On June 12 1922 a very special ceremony took place at Windsor Castle, near London. Following the establishment of the Irish Free State the previous December, five Irish regiments, including the Connaught Rangers, the Royal Irish, the Leinsters, the Munsters, and the Dublin Fusiliers, which had served the British army with exceptional valour at times, were disbanded. It was a day of special significance for both the participants and onlookers. It was reported in the London Times.
While John Denver had the bould Annie to fill up his census, there will be no such luxury for us this weekend when we will have to gather all the childers and auld wans and young wans, cats and dogs in the house on Sunday night and do a headcount for fear we should get it wrong. In censuses past, the job of gathering all in one room and filling out the forms fell to the person known as the Head of the Household.

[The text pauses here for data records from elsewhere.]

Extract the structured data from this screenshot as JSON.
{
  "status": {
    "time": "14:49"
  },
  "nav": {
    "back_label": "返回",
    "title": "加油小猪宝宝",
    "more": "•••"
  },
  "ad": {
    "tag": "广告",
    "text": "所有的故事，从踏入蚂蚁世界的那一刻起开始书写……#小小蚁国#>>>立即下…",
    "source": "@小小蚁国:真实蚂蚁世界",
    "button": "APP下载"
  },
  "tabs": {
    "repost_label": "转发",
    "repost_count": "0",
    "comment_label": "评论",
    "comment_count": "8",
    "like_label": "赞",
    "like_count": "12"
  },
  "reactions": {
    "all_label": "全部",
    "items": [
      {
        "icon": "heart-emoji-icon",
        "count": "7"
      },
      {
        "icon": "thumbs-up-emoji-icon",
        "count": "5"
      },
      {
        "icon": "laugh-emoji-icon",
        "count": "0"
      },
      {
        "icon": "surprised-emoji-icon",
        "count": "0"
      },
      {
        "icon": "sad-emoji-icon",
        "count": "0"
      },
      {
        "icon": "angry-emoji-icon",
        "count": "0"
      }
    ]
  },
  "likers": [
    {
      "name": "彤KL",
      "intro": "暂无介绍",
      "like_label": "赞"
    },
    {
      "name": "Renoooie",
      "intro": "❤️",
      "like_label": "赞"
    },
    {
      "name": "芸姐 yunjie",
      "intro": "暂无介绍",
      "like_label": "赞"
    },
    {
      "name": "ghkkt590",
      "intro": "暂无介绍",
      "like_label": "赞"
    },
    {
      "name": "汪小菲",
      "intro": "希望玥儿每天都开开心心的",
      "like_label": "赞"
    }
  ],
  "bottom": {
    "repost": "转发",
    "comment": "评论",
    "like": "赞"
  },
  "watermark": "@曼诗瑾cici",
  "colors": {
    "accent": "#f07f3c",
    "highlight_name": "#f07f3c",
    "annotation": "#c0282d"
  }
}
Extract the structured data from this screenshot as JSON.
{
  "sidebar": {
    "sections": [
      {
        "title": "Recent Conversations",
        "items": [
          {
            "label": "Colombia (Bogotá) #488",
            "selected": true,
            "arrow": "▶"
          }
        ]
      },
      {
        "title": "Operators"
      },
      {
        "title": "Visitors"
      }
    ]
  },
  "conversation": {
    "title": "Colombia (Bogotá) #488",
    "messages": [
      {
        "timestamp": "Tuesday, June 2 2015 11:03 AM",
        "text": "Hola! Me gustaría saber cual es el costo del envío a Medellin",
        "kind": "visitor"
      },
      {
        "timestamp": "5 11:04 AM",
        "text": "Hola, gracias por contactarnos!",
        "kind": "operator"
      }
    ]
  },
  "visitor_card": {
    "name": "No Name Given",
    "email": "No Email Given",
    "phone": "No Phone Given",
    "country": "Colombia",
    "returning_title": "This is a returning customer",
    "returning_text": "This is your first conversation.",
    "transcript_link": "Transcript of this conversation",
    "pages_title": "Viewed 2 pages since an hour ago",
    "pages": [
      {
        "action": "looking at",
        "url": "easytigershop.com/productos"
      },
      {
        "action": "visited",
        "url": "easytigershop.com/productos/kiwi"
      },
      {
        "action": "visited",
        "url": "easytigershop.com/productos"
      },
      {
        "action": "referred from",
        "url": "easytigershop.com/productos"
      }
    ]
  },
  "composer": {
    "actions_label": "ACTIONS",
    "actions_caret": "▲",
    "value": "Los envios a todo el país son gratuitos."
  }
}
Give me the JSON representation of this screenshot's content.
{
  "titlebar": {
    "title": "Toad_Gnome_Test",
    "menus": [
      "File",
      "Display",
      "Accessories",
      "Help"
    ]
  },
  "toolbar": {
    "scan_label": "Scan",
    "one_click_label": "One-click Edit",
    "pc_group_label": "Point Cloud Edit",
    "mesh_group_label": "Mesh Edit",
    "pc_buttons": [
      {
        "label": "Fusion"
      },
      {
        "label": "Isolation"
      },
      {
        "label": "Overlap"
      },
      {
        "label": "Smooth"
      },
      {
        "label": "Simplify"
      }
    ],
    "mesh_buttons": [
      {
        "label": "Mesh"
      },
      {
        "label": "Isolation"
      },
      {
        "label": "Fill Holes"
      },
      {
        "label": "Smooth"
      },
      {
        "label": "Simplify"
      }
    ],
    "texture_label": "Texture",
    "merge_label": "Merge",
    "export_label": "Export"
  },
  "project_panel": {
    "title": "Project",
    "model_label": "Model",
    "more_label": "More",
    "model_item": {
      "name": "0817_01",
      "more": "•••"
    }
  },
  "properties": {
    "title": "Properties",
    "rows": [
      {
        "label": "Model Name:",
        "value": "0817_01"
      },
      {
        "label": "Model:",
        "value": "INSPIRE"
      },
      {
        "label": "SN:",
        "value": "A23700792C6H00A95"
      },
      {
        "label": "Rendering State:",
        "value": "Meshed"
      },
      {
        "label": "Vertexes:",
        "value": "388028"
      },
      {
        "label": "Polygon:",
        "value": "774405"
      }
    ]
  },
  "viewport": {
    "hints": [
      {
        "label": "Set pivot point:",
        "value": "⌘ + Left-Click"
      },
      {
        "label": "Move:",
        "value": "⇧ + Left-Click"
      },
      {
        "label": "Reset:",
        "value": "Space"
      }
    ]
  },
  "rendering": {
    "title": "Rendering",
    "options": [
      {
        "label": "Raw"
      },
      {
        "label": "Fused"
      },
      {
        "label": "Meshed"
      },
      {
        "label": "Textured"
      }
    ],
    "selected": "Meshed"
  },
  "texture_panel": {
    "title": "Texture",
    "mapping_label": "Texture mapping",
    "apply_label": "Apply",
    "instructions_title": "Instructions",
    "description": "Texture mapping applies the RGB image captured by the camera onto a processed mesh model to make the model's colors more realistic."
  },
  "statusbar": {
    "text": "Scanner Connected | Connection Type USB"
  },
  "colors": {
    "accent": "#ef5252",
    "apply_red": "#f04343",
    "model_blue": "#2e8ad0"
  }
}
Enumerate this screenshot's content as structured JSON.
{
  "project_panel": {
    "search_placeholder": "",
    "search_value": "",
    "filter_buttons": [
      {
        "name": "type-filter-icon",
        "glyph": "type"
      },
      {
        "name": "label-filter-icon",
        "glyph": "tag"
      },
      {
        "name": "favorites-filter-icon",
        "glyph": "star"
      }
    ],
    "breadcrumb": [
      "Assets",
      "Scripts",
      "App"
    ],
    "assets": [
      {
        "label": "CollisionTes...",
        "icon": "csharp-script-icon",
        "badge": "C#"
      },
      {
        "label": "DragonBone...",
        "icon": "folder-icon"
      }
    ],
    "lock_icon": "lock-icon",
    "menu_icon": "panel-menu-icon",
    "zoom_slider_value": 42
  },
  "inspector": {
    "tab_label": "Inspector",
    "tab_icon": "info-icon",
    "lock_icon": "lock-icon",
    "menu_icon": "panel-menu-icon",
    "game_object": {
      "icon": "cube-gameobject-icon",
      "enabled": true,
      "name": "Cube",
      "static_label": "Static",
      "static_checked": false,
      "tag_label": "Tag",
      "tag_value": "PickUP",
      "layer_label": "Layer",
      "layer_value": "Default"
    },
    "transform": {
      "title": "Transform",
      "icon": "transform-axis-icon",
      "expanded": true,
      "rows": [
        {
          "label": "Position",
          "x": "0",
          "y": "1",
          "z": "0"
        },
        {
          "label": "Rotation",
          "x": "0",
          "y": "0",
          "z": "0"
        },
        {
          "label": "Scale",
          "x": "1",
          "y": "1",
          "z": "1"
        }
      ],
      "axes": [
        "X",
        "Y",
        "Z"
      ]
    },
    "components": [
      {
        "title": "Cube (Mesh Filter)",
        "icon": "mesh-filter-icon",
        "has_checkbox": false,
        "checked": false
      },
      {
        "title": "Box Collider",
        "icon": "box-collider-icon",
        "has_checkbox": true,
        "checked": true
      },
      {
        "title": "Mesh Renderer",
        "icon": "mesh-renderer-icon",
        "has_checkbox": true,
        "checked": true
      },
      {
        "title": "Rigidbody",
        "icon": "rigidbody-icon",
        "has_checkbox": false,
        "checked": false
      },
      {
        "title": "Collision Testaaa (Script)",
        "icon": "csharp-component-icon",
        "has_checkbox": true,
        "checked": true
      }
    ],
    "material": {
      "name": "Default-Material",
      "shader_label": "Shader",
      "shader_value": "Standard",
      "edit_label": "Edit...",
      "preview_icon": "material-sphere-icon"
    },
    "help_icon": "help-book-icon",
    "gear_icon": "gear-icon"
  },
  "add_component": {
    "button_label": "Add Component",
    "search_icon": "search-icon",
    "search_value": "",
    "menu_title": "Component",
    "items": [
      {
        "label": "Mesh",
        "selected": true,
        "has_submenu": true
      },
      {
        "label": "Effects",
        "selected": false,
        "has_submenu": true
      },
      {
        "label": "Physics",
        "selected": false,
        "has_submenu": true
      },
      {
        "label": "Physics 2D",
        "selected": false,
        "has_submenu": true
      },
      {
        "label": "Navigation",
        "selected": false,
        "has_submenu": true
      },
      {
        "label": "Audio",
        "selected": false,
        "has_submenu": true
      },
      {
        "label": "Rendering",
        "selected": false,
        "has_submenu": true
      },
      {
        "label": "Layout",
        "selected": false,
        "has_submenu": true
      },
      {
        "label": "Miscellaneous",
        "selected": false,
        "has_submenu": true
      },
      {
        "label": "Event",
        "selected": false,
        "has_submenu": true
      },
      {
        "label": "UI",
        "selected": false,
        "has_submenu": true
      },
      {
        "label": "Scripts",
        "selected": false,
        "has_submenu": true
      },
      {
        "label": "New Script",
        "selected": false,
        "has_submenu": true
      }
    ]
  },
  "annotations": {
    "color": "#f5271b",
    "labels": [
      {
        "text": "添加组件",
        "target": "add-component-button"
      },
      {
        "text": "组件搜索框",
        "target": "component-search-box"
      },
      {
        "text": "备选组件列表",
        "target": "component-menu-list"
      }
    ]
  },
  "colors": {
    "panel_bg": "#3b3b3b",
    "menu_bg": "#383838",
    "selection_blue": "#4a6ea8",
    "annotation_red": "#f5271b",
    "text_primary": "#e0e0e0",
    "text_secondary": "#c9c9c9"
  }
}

In his interesting biography of Eamon de Valera*, Diarmaid Ferriter reports that in December 2000 gardaí seized 24 love letters from de Valera to his young wife Sinéad, which were being advertised for auction by Mealy’s of Castlecomer. It was believed that the letters were stolen in the mid 1970s from the de Valera family home. The owners, who had bought them in England some years previously in an effort to ensure their return to Ireland, were unaware that they had been stolen.